▶ Task item:
Could you write out every record below exactly, leaving the pictures out?
▶
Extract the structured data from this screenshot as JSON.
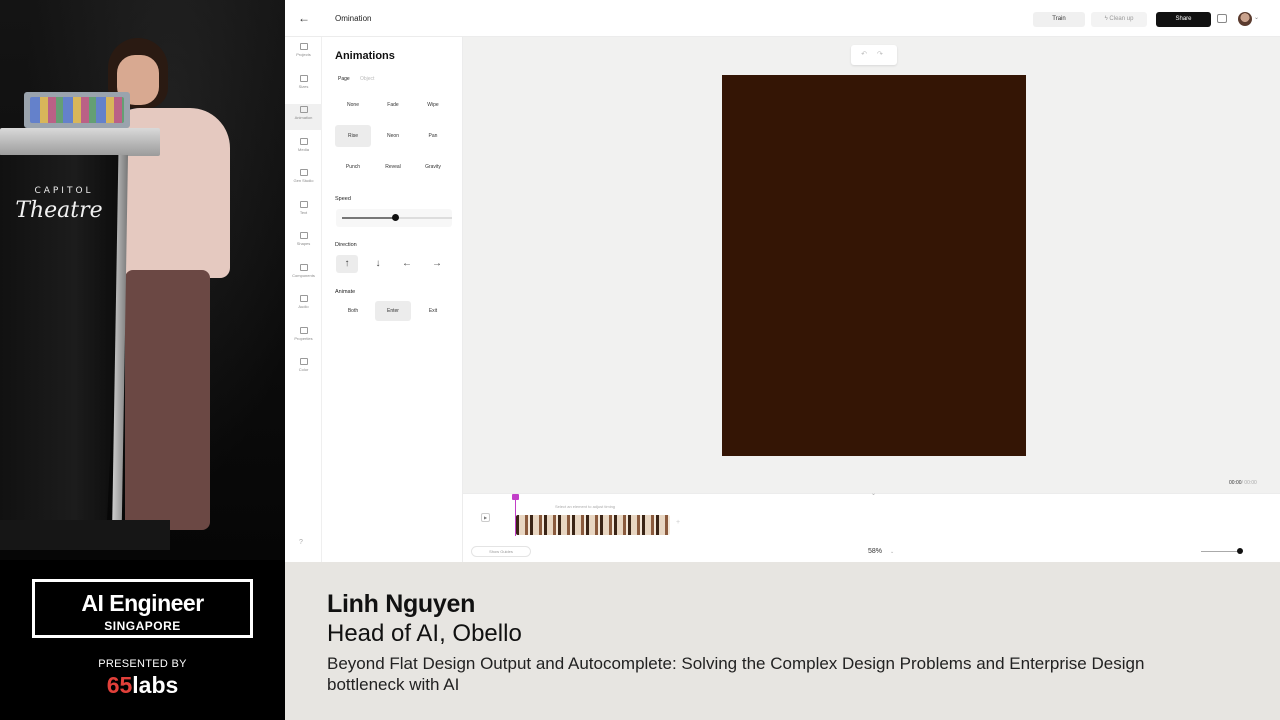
{
  "venue": {
    "line1": "CAPITOL",
    "line2": "Theatre"
  },
  "branding": {
    "event_title": "AI Engineer",
    "event_location": "SINGAPORE",
    "presented_by": "PRESENTED BY",
    "sponsor_number": "65",
    "sponsor_word": "labs"
  },
  "lower_third": {
    "name": "Linh Nguyen",
    "role": "Head of AI, Obello",
    "talk_title": "Beyond Flat Design Output and Autocomplete: Solving the Complex Design Problems and Enterprise Design bottleneck with AI"
  },
  "app": {
    "topbar": {
      "project_title": "Omination",
      "train_label": "Train",
      "cleanup_label": "Clean up",
      "share_label": "Share"
    },
    "rail": {
      "items": [
        {
          "label": "Projects"
        },
        {
          "label": "Sizes"
        },
        {
          "label": "Animation"
        },
        {
          "label": "Media"
        },
        {
          "label": "Gen Studio"
        },
        {
          "label": "Text"
        },
        {
          "label": "Shapes"
        },
        {
          "label": "Components"
        },
        {
          "label": "Audio"
        },
        {
          "label": "Properties"
        },
        {
          "label": "Color"
        }
      ],
      "help": "?"
    },
    "panel": {
      "title": "Animations",
      "tabs": {
        "page": "Page",
        "object": "Object"
      },
      "animations": [
        "None",
        "Fade",
        "Wipe",
        "Rise",
        "Neon",
        "Pan",
        "Punch",
        "Reveal",
        "Gravity"
      ],
      "selected_animation": "Rise",
      "speed_label": "Speed",
      "speed_value": 0.48,
      "direction_label": "Direction",
      "directions": [
        "↑",
        "↓",
        "←",
        "→"
      ],
      "animate_label": "Animate",
      "animate_options": [
        "Both",
        "Enter",
        "Exit"
      ],
      "selected_animate": "Enter"
    },
    "canvas": {
      "undo_redo": "↶ ↷",
      "artboard_color": "#341505",
      "time_current": "00:00",
      "time_total": "/ 00:00"
    },
    "timeline": {
      "hint": "Select an element to adjust timing",
      "show_guides": "Show Guides",
      "zoom": "58%"
    }
  }
}
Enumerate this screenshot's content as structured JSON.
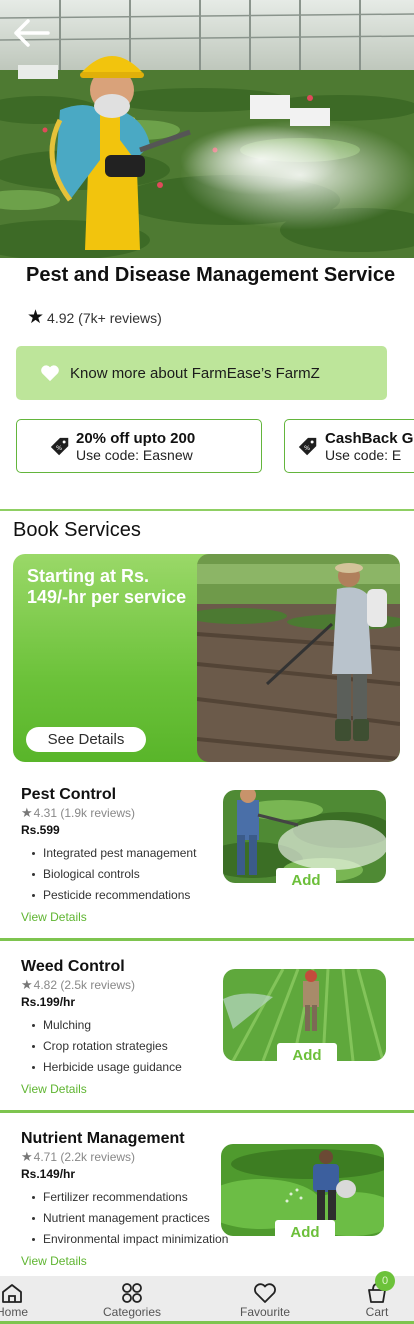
{
  "header": {
    "back_icon": "arrow-left-icon"
  },
  "service": {
    "title": "Pest and Disease Management Service",
    "rating": "4.92 (7k+ reviews)"
  },
  "banner": {
    "label": "Know more about FarmEase’s FarmZ",
    "icon": "heart-icon"
  },
  "coupons": [
    {
      "title": "20% off upto 200",
      "code": "Use code: Easnew"
    },
    {
      "title": "CashBack G",
      "code": "Use code: E"
    }
  ],
  "book_services": {
    "heading": "Book Services",
    "promo_text": "Starting at Rs. 149/-hr per service",
    "see_details": "See Details"
  },
  "services": [
    {
      "title": "Pest Control",
      "rating": "4.31 (1.9k reviews)",
      "price": "Rs.599",
      "features": [
        "Integrated pest management",
        "Biological controls",
        "Pesticide recommendations"
      ],
      "view": "View Details",
      "add": "Add"
    },
    {
      "title": "Weed Control",
      "rating": "4.82 (2.5k reviews)",
      "price": "Rs.199/hr",
      "features": [
        "Mulching",
        "Crop rotation strategies",
        "Herbicide usage guidance"
      ],
      "view": "View Details",
      "add": "Add"
    },
    {
      "title": "Nutrient Management",
      "rating": "4.71 (2.2k reviews)",
      "price": "Rs.149/hr",
      "features": [
        "Fertilizer recommendations",
        "Nutrient management practices",
        "Environmental impact minimization"
      ],
      "view": "View Details",
      "add": "Add"
    }
  ],
  "bottom_nav": {
    "items": [
      {
        "label": "Home",
        "icon": "home-icon"
      },
      {
        "label": "Categories",
        "icon": "categories-icon"
      },
      {
        "label": "Favourite",
        "icon": "heart-icon"
      },
      {
        "label": "Cart",
        "icon": "cart-icon"
      }
    ],
    "cart_count": "0"
  },
  "colors": {
    "accent": "#6cc23a",
    "banner_bg": "#bde59a",
    "divider": "#7ec44f"
  }
}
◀
▶ Response to the exercise:
Extract the structured data from this screenshot as JSON.
{
  "venue": {
    "line1": "CAPITOL",
    "line2": "Theatre"
  },
  "branding": {
    "event_title": "AI Engineer",
    "event_location": "SINGAPORE",
    "presented_by": "PRESENTED BY",
    "sponsor_number": "65",
    "sponsor_word": "labs"
  },
  "lower_third": {
    "name": "Linh Nguyen",
    "role": "Head of AI, Obello",
    "talk_title": "Beyond Flat Design Output and Autocomplete: Solving the Complex Design Problems and Enterprise Design bottleneck with AI"
  },
  "app": {
    "topbar": {
      "project_title": "Omination",
      "train_label": "Train",
      "cleanup_label": "Clean up",
      "share_label": "Share"
    },
    "rail": {
      "items": [
        {
          "label": "Projects"
        },
        {
          "label": "Sizes"
        },
        {
          "label": "Animation"
        },
        {
          "label": "Media"
        },
        {
          "label": "Gen Studio"
        },
        {
          "label": "Text"
        },
        {
          "label": "Shapes"
        },
        {
          "label": "Components"
        },
        {
          "label": "Audio"
        },
        {
          "label": "Properties"
        },
        {
          "label": "Color"
        }
      ],
      "help": "?"
    },
    "panel": {
      "title": "Animations",
      "tabs": {
        "page": "Page",
        "object": "Object"
      },
      "animations": [
        "None",
        "Fade",
        "Wipe",
        "Rise",
        "Neon",
        "Pan",
        "Punch",
        "Reveal",
        "Gravity"
      ],
      "selected_animation": "Rise",
      "speed_label": "Speed",
      "speed_value": 0.48,
      "direction_label": "Direction",
      "directions": [
        "↑",
        "↓",
        "←",
        "→"
      ],
      "animate_label": "Animate",
      "animate_options": [
        "Both",
        "Enter",
        "Exit"
      ],
      "selected_animate": "Enter"
    },
    "canvas": {
      "undo_redo": "↶ ↷",
      "artboard_color": "#341505",
      "time_current": "00:00",
      "time_total": "/ 00:00"
    },
    "timeline": {
      "hint": "Select an element to adjust timing",
      "show_guides": "Show Guides",
      "zoom": "58%"
    }
  }
}
Enumerate this screenshot's content as structured JSON.
{
  "header": {
    "back_icon": "arrow-left-icon"
  },
  "service": {
    "title": "Pest and Disease Management Service",
    "rating": "4.92 (7k+ reviews)"
  },
  "banner": {
    "label": "Know more about FarmEase’s FarmZ",
    "icon": "heart-icon"
  },
  "coupons": [
    {
      "title": "20% off upto 200",
      "code": "Use code: Easnew"
    },
    {
      "title": "CashBack G",
      "code": "Use code: E"
    }
  ],
  "book_services": {
    "heading": "Book Services",
    "promo_text": "Starting at Rs. 149/-hr per service",
    "see_details": "See Details"
  },
  "services": [
    {
      "title": "Pest Control",
      "rating": "4.31 (1.9k reviews)",
      "price": "Rs.599",
      "features": [
        "Integrated pest management",
        "Biological controls",
        "Pesticide recommendations"
      ],
      "view": "View Details",
      "add": "Add"
    },
    {
      "title": "Weed Control",
      "rating": "4.82 (2.5k reviews)",
      "price": "Rs.199/hr",
      "features": [
        "Mulching",
        "Crop rotation strategies",
        "Herbicide usage guidance"
      ],
      "view": "View Details",
      "add": "Add"
    },
    {
      "title": "Nutrient Management",
      "rating": "4.71 (2.2k reviews)",
      "price": "Rs.149/hr",
      "features": [
        "Fertilizer recommendations",
        "Nutrient management practices",
        "Environmental impact minimization"
      ],
      "view": "View Details",
      "add": "Add"
    }
  ],
  "bottom_nav": {
    "items": [
      {
        "label": "Home",
        "icon": "home-icon"
      },
      {
        "label": "Categories",
        "icon": "categories-icon"
      },
      {
        "label": "Favourite",
        "icon": "heart-icon"
      },
      {
        "label": "Cart",
        "icon": "cart-icon"
      }
    ],
    "cart_count": "0"
  },
  "colors": {
    "accent": "#6cc23a",
    "banner_bg": "#bde59a",
    "divider": "#7ec44f"
  }
}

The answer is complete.